In April 2021, seven-year-old Aishwarya Aswath died, reportedly within 15 minutes of "a doctor finally" seeing her,[8] at Perth Children's Hospital after waiting about two hours in the emergency department before doctors attended to her, despite her parents asking for help "four or five times".[9][10] A month prior, emergency nurses at the hospital had formally warned of staffing levels and safety, pointing out "several incidents resulting in significant harm to patients".[9][11]

See alsoEdit

ReferencesEdit

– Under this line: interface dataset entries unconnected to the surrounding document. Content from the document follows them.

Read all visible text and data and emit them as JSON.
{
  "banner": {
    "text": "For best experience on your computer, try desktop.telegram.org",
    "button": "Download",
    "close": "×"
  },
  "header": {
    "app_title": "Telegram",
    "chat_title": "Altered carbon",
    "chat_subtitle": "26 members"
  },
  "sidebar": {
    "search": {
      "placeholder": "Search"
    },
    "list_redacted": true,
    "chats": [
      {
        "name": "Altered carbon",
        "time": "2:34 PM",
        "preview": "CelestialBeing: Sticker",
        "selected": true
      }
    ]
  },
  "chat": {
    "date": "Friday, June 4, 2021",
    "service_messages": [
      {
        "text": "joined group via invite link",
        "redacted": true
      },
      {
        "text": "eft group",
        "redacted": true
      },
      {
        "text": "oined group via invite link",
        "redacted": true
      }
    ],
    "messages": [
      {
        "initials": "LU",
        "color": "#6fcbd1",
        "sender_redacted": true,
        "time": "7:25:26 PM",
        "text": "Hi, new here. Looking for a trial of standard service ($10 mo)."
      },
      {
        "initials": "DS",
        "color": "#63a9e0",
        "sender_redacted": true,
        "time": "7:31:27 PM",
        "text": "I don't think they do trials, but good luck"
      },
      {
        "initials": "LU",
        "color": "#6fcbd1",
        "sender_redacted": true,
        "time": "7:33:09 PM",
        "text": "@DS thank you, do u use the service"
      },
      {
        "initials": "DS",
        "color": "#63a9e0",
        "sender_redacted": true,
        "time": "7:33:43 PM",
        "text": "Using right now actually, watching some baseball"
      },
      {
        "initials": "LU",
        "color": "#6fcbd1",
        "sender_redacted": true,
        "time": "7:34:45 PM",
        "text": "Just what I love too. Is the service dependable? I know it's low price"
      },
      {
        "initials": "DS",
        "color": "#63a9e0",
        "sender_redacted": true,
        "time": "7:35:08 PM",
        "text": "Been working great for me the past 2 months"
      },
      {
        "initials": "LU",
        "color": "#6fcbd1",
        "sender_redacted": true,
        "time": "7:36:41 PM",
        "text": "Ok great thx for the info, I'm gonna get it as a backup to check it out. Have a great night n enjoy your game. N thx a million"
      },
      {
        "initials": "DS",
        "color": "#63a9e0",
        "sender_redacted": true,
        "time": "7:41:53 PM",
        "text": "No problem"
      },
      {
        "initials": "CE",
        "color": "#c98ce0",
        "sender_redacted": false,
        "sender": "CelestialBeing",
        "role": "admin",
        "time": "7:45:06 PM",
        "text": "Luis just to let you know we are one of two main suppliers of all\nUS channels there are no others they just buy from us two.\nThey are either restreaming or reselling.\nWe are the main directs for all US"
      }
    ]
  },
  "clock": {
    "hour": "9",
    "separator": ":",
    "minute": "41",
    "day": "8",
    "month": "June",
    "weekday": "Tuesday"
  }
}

  1. ^ a b "New Children's Hospital Project". Department of Health, Government of Western Australia. Retrieved 30 January 2013.
  2. ^ Orr, Aleisha (30 September 2013). "Perth Children's Hospital will need 'two extra floors'". WA Today. Retrieved 30 September 2013.
  3. ^ "AMA criticises decision not to add extra floor to new children's hospital". ABC News. 30 September 2013. Retrieved 30 September 2013.
  4. ^ Young, Emma (12 May 2018). "Hundreds gather for Perth Children's Hospital opening". WAtoday. Archived from the original on 14 May 2018. Retrieved 14 May 2018.
  5. ^ Mundy, Garrett (10 June 2018). "Princess Margaret Hospital shuts doors as sick kids move to Perth Children's Hospital". Australian Broadcasting Corporation. Retrieved 10 June 2018.
  6. ^ a b c d "Travelling to PCH". pch.health.wa.gov.au. Retrieved 7 January 2020.
  7. ^ "The Kids Bridge is now open!". Perth Children's Hospital. 4 August 2021. Retrieved 4 August 2021.
  8. ^ Fernandes, Aaron; Sivadas, Deeju (10 April 2021). "Perth hospital to review if cultural bias played a role in death of seven-year-old Aiswarya Aswath". SBS News. Special Broadcasting Service. Retrieved 10 April 2021. When a doctor finally saw Aiswarya, she reportedly died within 15 minutes.
  9. ^ a b "Perth Children's Hospital nurses sounded alarm over staffing, safety weeks before girl's tragic death". Nine News. 6 April 2021. Retrieved 7 April 2021. I actually went to the reception four or five times and I asked them to look at her," mother Prasitha Sasidharan said. "I was begging.
  10. ^ Png, Kenith (6 April 2021). "Perth Children's Hospital death of seven-year-old girl Aishwarya Aswath prompts urgent review". ABC News. Australian Broadcasting Corporation. Retrieved 7 April 2021.
  11. ^ Graham, Ben (7 April 2021). "Perth Children's hospital: Nurse's damning letter before girl's death". news.com.au. Nationwide News. Retrieved 7 April 2021.

External linksEdit